  • Insurance brokers have blamed counties and State agencies for delayed remission of premiums to insurance companies.
  • The Association of Insurance Brokers of Kenya (AIBK) said that it was unable to remit about Sh13 billion in premiums to insurers from government agencies, among other clients.
  • State institutions have been blaming the government for persistent late disbursements that disrupt services such as payments to suppliers, health workers, among others.

Insurance brokers have blamed counties and State agencies for delayed remission of premiums to insurance companies.

The Association of Insurance Brokers of Kenya (AIBK) said that it was unable to remit about Sh13 billion in premiums to insurers from government agencies, among other clients.

State institutions have been blaming the government for persistent late disbursements that disrupt services such as payments to suppliers, health workers, among others.

Only in January, for example, some Sh34.6 billion meant for counties were lying idle at the Central Bank of Kenya (CBK) amid an outcry from county bosses.

“We put a figure which was about Sh13 billion (unremitted premiums) and we were further able to demonstrate that a lot of the money was still owed to us by our clients and from government agencies,” AIBK Chairman Anthony Mwangi said.

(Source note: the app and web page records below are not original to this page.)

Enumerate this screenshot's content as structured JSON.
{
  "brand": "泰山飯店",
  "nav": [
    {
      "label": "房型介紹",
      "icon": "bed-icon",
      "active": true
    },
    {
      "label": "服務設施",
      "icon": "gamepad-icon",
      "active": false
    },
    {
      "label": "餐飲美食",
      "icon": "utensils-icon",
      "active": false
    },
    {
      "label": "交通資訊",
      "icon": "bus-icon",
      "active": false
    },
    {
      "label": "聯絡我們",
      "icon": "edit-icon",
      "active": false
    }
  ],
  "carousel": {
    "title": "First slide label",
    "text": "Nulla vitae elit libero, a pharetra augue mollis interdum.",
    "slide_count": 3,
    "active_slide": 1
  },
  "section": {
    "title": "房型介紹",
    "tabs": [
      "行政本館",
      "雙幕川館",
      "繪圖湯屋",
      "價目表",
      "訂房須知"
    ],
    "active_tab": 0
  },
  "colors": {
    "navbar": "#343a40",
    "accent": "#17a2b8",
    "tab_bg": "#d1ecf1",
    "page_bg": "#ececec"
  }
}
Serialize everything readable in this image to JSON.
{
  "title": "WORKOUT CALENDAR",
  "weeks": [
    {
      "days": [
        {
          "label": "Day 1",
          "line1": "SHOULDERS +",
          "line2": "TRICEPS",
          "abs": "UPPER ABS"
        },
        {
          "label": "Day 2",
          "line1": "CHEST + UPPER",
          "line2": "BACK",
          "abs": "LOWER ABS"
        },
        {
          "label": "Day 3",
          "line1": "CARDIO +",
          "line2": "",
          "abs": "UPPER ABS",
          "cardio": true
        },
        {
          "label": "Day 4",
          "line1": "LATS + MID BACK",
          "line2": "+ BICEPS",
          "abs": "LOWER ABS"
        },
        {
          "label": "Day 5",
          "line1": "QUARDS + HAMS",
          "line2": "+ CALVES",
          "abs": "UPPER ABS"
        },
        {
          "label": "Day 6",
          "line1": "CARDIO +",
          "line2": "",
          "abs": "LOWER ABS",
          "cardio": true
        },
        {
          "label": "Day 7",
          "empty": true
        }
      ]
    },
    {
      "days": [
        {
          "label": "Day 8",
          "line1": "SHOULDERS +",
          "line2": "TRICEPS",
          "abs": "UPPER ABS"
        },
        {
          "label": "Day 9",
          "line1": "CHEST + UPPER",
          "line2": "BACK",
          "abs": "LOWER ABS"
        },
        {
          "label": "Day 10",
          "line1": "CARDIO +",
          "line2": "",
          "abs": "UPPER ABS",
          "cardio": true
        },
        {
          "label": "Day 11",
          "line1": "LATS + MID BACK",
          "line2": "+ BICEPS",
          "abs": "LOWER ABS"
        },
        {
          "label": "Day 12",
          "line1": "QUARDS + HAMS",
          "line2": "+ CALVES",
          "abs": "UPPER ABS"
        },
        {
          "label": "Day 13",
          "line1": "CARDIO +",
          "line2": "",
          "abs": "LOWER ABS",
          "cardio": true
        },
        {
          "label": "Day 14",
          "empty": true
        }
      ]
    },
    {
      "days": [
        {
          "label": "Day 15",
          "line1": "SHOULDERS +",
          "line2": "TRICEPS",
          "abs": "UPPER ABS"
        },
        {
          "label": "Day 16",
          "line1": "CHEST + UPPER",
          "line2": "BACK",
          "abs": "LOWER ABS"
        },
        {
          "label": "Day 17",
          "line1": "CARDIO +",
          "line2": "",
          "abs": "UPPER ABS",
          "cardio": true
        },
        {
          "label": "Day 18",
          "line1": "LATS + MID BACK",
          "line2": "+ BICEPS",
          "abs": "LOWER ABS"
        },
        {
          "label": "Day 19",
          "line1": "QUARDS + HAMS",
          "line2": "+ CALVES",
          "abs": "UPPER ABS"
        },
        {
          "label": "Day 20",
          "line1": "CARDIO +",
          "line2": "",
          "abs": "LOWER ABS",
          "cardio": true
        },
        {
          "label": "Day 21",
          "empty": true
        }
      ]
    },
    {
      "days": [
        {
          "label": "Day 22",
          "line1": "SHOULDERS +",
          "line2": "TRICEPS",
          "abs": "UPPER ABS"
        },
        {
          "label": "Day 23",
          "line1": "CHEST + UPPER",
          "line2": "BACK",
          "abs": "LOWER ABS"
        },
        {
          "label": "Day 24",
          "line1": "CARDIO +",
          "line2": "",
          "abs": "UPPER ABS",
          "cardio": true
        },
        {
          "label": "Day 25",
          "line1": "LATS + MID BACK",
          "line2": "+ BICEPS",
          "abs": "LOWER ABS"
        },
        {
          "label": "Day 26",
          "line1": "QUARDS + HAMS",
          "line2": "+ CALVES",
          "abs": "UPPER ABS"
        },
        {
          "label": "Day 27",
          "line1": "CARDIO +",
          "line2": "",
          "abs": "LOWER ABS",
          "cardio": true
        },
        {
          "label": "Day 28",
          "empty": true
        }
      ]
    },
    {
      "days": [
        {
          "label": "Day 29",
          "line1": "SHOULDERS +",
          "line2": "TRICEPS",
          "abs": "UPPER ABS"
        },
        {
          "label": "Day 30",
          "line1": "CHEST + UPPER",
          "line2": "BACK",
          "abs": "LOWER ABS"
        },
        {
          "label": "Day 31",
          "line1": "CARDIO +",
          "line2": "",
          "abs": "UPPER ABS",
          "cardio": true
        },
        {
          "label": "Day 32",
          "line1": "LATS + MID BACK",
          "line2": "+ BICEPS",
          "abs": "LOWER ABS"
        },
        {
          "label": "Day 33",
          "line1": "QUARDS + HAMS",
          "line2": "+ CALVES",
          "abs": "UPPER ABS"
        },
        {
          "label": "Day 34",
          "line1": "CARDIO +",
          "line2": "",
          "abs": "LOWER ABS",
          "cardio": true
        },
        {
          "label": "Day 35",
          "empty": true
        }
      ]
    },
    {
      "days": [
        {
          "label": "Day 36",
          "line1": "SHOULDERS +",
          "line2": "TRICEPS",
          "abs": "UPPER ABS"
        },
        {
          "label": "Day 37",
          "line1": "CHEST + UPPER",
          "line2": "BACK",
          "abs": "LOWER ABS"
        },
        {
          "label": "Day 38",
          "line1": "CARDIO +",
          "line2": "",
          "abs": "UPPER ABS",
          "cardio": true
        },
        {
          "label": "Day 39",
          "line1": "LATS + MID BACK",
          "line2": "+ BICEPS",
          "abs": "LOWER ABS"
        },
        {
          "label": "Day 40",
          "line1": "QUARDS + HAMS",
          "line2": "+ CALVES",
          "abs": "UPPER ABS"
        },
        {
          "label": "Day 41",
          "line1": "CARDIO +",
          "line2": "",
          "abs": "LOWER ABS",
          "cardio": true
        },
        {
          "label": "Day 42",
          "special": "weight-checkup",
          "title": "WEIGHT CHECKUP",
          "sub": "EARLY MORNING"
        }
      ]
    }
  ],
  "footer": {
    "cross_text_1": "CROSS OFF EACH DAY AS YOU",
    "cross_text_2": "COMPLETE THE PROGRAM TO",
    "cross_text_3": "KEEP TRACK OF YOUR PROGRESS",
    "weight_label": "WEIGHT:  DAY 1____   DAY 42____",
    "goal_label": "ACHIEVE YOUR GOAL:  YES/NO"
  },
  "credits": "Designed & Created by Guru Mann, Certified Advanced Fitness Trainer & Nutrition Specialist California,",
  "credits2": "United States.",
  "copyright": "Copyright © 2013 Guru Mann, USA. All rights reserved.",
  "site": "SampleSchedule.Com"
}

Failure to remit premiums on time exposes businesses, individuals, and households to losses of their properties and investments when they make insurance claims.

The Insurance Regulatory Authority (IRA) said in its 2020 report that insurance brokers, agents, and banks owed insurers Sh38.1 billion in unpaid premiums.

Two weeks ago, AIBK said that about seven insurance brokerage firms were deregistered last year by the IRA for not complying with the Insurance Act.

IRA last year heightened crackdown on insurance agents and brokers who had not met its stringent license renewal conditions such as mandatory remittance of outstanding premiums to insurance companies.

Insurance penetration in Kenya dropped to 2.43 percent of Gross Domestic Product (GDP) -- the lowest in 15 years -- and was partly blamed on unpaid claims.

A survey by Kenbright Actuarial & Financial Services shows that 10 percent of those who had not renewed their cover attributed this to delay or non-payment of previous claims.